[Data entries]
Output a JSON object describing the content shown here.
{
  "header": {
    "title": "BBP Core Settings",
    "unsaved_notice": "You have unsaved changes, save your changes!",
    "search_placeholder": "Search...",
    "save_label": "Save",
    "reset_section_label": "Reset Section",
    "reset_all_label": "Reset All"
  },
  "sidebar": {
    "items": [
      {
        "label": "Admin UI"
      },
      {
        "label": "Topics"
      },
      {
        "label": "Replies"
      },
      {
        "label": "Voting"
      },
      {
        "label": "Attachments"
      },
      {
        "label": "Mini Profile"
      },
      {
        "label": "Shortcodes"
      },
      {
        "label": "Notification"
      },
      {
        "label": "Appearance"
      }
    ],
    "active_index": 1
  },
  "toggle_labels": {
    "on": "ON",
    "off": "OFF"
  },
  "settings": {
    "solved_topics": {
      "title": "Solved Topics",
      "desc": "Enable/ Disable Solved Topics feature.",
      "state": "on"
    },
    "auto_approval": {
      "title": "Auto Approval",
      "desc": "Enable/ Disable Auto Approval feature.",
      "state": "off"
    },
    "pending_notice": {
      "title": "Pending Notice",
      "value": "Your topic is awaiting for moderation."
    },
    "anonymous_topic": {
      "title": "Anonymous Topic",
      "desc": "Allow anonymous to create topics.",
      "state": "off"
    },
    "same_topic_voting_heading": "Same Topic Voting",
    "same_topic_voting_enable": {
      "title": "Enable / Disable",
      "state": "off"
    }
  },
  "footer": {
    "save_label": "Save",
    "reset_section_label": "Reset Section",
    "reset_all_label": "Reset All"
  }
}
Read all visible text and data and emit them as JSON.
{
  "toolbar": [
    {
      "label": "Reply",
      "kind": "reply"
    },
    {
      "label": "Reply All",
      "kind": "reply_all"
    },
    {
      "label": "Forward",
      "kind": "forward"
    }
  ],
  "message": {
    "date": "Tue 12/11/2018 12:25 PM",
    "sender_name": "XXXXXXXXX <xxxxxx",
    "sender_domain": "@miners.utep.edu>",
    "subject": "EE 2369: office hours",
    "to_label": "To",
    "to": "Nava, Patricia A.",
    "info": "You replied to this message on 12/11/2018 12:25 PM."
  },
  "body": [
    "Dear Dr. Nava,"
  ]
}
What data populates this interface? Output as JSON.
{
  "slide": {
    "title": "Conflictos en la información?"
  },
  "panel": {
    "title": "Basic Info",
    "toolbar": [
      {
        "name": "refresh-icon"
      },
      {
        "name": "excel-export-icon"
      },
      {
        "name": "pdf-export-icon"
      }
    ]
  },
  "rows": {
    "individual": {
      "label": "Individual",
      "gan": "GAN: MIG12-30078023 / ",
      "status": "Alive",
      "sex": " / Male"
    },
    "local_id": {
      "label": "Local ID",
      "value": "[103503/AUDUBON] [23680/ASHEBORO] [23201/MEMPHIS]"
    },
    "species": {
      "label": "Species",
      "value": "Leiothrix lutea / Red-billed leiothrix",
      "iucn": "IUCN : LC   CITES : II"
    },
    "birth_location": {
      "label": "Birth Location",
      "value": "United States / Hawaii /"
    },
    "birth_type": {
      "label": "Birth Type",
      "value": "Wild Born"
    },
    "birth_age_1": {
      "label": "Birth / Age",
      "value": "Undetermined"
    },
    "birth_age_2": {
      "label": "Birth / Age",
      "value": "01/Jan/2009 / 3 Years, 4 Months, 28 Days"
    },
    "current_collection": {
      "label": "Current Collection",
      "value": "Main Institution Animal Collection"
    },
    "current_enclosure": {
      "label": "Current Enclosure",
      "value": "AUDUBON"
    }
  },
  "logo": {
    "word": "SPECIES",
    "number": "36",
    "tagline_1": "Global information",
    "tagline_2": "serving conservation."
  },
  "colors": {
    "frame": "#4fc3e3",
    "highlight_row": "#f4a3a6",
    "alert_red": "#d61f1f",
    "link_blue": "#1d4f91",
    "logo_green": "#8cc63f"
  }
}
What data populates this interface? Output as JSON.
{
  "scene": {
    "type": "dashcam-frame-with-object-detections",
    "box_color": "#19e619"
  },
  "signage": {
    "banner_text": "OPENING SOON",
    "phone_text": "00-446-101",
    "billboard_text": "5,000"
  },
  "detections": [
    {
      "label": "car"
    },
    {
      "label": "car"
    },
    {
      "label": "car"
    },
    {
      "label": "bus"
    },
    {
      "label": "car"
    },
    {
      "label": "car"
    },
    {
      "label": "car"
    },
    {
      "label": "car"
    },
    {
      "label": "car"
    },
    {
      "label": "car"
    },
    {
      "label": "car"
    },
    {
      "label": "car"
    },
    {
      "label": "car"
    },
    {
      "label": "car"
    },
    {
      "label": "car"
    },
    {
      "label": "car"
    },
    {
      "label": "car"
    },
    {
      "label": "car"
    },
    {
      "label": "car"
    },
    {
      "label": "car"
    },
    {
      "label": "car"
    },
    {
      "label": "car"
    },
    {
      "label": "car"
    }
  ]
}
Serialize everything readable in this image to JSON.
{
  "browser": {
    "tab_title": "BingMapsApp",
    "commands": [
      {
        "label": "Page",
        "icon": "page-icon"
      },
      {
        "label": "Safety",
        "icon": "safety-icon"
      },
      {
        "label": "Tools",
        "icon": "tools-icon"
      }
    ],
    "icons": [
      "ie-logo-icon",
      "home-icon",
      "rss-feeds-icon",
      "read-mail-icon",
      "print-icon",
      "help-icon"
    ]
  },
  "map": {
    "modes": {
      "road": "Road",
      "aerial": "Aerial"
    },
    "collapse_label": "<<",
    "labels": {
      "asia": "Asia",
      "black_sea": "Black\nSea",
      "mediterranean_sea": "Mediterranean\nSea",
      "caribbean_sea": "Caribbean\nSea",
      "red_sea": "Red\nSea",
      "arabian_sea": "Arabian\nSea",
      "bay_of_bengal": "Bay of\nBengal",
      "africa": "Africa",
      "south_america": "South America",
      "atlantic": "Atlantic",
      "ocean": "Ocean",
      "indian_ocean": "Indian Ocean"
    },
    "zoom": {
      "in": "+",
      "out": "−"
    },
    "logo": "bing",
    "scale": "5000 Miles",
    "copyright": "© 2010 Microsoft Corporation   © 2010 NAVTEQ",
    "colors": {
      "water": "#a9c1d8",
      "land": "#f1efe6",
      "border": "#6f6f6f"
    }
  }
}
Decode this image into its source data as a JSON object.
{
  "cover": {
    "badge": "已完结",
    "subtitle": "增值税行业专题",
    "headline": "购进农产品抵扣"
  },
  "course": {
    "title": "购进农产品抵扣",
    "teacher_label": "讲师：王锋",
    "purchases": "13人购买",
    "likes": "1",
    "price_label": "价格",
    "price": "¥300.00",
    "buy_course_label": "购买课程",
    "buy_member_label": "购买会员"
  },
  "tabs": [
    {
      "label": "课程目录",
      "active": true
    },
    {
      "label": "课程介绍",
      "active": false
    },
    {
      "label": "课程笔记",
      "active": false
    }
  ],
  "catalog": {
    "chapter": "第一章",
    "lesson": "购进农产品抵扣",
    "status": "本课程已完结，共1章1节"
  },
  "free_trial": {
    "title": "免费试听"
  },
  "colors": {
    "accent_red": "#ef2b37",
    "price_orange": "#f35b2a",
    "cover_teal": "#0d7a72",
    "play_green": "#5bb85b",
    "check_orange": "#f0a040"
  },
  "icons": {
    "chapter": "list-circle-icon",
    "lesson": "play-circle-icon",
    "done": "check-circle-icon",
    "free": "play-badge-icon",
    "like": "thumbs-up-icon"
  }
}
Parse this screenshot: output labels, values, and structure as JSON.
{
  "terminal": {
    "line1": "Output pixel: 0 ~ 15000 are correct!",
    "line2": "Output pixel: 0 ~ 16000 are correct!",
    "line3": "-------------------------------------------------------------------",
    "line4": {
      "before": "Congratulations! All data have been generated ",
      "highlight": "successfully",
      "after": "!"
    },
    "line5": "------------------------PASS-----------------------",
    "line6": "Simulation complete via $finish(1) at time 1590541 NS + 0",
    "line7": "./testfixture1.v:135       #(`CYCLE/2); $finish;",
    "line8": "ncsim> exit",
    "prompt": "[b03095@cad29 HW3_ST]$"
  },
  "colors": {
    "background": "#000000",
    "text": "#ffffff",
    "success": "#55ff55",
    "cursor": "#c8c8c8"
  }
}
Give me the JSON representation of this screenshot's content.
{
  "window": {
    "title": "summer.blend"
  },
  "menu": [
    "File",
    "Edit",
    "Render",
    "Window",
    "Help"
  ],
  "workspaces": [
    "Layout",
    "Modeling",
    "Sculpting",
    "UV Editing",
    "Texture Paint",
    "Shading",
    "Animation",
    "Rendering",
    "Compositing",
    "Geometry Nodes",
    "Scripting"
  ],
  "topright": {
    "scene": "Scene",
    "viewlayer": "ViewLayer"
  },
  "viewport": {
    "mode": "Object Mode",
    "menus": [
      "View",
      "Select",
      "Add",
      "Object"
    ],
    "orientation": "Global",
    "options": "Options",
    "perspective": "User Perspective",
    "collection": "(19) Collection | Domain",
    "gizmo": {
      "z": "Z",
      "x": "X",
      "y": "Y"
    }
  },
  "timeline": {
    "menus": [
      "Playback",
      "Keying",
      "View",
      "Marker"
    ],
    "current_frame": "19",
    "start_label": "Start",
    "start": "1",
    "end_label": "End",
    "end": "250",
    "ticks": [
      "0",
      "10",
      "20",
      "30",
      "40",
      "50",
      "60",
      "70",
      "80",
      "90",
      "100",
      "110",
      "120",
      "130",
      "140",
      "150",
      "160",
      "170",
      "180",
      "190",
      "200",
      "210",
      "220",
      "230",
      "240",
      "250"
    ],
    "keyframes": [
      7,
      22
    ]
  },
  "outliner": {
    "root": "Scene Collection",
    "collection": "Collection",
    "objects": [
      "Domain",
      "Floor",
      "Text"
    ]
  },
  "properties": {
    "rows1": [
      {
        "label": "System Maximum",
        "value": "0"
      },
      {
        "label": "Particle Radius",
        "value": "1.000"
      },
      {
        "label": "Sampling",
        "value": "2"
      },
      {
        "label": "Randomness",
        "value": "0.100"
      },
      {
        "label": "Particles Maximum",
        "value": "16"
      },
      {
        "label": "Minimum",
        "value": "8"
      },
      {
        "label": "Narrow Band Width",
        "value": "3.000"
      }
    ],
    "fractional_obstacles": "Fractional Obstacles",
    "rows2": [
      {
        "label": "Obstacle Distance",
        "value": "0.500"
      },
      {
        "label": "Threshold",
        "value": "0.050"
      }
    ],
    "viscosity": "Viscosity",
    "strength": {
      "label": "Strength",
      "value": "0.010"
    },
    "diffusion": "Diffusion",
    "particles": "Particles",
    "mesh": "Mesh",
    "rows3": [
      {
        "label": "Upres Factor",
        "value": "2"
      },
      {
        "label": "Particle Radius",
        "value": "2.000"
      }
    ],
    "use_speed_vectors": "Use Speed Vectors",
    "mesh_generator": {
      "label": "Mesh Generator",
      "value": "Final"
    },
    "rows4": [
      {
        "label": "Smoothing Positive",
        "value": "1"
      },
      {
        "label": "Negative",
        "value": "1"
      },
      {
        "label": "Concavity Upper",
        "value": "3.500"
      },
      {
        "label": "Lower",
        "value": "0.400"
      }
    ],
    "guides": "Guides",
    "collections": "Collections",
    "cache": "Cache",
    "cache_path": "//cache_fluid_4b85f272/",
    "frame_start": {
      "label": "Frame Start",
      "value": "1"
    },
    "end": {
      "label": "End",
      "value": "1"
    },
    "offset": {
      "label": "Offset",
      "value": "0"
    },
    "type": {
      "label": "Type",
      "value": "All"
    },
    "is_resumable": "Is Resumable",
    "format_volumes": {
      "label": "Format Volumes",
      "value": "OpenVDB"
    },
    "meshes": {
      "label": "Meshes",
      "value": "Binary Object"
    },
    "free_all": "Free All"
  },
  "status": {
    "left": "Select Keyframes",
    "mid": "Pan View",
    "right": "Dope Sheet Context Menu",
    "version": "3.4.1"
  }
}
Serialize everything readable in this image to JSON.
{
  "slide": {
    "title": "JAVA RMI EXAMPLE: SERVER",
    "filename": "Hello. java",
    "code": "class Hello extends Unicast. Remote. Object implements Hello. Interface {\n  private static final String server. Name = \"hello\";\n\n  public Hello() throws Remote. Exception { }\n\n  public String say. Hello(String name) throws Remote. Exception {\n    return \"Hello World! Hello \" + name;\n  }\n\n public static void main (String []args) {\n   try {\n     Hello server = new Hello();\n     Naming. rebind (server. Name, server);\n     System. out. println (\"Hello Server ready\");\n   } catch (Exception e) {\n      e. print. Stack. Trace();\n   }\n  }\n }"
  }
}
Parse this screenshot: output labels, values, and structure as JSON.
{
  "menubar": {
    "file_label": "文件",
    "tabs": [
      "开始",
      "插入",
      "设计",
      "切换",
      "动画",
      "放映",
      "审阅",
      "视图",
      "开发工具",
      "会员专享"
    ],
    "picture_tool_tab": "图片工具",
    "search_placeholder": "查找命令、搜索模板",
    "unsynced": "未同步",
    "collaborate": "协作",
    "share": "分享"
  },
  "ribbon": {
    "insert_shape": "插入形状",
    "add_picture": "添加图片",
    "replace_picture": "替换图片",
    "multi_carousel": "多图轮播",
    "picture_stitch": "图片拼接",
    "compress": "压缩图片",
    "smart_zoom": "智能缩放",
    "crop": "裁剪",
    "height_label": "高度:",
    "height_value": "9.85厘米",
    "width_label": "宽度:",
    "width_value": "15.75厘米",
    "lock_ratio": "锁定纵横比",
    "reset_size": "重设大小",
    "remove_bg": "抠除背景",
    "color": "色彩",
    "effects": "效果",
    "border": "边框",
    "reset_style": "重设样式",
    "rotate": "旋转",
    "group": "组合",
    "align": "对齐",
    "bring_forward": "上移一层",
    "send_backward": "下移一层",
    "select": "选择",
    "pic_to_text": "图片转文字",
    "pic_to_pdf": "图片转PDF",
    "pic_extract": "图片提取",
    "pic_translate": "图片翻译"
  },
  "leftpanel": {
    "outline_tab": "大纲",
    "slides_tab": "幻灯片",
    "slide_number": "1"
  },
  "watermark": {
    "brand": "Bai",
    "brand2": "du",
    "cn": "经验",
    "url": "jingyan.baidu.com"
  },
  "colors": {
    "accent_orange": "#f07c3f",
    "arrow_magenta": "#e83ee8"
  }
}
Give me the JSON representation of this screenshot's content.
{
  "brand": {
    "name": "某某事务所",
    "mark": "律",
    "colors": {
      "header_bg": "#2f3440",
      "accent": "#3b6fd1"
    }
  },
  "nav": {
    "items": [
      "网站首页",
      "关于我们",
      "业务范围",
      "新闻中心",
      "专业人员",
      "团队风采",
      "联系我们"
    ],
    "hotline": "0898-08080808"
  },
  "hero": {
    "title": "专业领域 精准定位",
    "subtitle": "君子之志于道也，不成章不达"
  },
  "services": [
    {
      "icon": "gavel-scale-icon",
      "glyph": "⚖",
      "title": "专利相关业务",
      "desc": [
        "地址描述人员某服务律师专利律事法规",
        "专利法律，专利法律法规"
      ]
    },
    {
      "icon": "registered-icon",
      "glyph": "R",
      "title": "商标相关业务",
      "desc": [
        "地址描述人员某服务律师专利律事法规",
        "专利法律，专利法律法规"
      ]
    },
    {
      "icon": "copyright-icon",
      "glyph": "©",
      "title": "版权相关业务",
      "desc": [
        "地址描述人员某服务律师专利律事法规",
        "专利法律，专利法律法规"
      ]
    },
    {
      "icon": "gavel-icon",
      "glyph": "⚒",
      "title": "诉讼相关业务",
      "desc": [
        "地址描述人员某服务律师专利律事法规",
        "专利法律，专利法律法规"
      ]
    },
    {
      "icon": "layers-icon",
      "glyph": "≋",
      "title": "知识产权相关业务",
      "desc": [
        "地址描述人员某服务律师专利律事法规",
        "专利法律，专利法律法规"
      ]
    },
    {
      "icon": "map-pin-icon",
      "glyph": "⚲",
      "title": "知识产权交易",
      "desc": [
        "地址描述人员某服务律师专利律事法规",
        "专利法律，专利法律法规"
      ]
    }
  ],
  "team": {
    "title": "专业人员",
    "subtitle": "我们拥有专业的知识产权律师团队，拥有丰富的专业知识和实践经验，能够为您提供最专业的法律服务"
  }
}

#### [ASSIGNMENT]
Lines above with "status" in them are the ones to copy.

#### [RESPONSE TO THIS TASK]
      "status": "Alive",
    "status": "本课程已完结，共1章1节"
  "status": {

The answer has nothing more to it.